REQUIRED ACTION: Look through the listing below, and wherever a line has the string "builder", copy it.
━━━ MATERIAL FOR THIS TASK
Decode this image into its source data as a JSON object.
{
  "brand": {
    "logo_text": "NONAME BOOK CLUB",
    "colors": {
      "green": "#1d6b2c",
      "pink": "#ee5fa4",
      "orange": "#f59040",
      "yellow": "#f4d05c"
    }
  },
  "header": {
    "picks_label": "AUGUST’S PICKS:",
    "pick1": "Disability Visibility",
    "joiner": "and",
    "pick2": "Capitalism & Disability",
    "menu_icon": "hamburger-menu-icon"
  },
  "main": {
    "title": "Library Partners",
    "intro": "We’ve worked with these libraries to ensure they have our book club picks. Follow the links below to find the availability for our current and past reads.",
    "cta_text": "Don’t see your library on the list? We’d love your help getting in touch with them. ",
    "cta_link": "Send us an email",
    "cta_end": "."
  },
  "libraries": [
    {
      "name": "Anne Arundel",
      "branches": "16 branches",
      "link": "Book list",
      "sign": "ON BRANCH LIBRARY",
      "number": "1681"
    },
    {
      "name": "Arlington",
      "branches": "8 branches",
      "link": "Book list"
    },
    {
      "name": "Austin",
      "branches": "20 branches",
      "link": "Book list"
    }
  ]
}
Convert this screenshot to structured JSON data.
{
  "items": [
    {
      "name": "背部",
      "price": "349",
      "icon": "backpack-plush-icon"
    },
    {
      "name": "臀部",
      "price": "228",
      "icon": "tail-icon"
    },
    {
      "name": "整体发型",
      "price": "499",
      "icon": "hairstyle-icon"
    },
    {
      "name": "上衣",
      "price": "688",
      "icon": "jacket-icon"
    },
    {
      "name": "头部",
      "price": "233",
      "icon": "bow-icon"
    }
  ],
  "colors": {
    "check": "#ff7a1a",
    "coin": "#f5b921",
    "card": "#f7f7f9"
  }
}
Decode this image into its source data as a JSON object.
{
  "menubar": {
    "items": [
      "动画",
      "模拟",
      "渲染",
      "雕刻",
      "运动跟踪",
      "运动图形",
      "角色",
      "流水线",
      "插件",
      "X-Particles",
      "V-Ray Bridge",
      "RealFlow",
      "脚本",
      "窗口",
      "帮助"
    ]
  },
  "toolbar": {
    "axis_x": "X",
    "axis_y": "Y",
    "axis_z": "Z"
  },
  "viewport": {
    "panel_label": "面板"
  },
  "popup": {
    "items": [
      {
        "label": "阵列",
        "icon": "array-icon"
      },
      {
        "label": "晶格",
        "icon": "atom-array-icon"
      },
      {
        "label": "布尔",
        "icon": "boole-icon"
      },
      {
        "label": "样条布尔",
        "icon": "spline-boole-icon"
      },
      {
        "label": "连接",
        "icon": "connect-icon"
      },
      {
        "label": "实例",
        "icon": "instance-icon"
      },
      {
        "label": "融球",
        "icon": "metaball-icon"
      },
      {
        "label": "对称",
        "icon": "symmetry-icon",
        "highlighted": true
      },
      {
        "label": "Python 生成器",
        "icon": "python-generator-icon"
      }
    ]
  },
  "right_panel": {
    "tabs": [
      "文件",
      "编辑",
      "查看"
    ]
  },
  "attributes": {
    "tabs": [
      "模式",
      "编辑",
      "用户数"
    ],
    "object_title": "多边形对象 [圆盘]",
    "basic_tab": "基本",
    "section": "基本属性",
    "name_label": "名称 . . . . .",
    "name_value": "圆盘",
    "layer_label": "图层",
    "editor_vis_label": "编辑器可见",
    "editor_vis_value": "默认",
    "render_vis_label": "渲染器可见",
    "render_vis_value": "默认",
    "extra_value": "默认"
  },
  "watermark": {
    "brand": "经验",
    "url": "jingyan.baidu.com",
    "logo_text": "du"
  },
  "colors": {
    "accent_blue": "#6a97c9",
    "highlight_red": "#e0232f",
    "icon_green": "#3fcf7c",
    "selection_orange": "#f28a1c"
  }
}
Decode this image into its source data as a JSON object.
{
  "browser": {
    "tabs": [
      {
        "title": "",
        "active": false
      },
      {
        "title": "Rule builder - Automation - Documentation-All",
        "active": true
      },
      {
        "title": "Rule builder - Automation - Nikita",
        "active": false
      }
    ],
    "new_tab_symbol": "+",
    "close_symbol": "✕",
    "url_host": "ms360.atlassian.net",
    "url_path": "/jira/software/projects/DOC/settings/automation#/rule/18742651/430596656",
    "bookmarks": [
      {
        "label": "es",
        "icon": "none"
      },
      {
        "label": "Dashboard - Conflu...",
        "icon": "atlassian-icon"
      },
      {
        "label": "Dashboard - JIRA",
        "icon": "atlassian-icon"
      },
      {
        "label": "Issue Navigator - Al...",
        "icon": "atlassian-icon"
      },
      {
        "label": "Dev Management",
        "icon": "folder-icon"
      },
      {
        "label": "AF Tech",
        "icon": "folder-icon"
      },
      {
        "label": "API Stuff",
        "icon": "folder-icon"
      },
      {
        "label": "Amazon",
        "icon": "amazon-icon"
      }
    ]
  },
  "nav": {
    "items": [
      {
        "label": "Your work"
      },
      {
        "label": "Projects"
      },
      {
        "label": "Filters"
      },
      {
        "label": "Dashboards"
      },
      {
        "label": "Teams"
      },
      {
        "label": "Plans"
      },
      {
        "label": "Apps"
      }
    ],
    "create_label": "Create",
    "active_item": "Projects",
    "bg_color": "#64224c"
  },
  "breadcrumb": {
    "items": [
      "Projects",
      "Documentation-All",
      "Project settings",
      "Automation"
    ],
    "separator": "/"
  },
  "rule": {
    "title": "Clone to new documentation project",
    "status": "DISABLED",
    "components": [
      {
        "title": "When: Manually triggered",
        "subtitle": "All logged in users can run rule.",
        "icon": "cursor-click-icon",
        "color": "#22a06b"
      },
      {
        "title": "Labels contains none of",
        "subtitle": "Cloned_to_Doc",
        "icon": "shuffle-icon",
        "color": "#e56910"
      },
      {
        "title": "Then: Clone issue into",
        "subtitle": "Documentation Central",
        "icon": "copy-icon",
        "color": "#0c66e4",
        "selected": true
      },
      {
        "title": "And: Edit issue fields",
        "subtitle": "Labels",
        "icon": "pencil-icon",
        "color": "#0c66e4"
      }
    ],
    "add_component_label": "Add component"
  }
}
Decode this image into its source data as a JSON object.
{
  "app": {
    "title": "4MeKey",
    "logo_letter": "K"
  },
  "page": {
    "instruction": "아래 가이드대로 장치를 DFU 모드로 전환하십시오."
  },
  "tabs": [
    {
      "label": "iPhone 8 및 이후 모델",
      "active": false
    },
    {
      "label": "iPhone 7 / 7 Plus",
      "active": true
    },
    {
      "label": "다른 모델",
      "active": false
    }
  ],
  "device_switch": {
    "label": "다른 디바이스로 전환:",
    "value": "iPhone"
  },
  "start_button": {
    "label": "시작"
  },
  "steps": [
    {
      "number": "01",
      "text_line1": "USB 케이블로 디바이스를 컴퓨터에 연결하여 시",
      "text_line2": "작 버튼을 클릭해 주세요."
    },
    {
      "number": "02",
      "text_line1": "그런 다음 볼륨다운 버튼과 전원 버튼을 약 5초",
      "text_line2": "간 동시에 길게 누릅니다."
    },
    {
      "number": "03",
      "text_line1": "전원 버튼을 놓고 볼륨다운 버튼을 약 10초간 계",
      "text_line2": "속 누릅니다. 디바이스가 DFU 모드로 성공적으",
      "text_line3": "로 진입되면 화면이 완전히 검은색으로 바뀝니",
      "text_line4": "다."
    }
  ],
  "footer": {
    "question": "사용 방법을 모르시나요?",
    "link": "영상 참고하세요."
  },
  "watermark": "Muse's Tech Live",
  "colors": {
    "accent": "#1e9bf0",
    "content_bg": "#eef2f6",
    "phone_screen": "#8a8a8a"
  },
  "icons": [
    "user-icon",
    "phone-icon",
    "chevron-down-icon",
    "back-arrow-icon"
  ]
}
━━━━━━
SOLUTION:
        "title": "Rule builder - Automation - Documentation-All",
        "title": "Rule builder - Automation - Nikita",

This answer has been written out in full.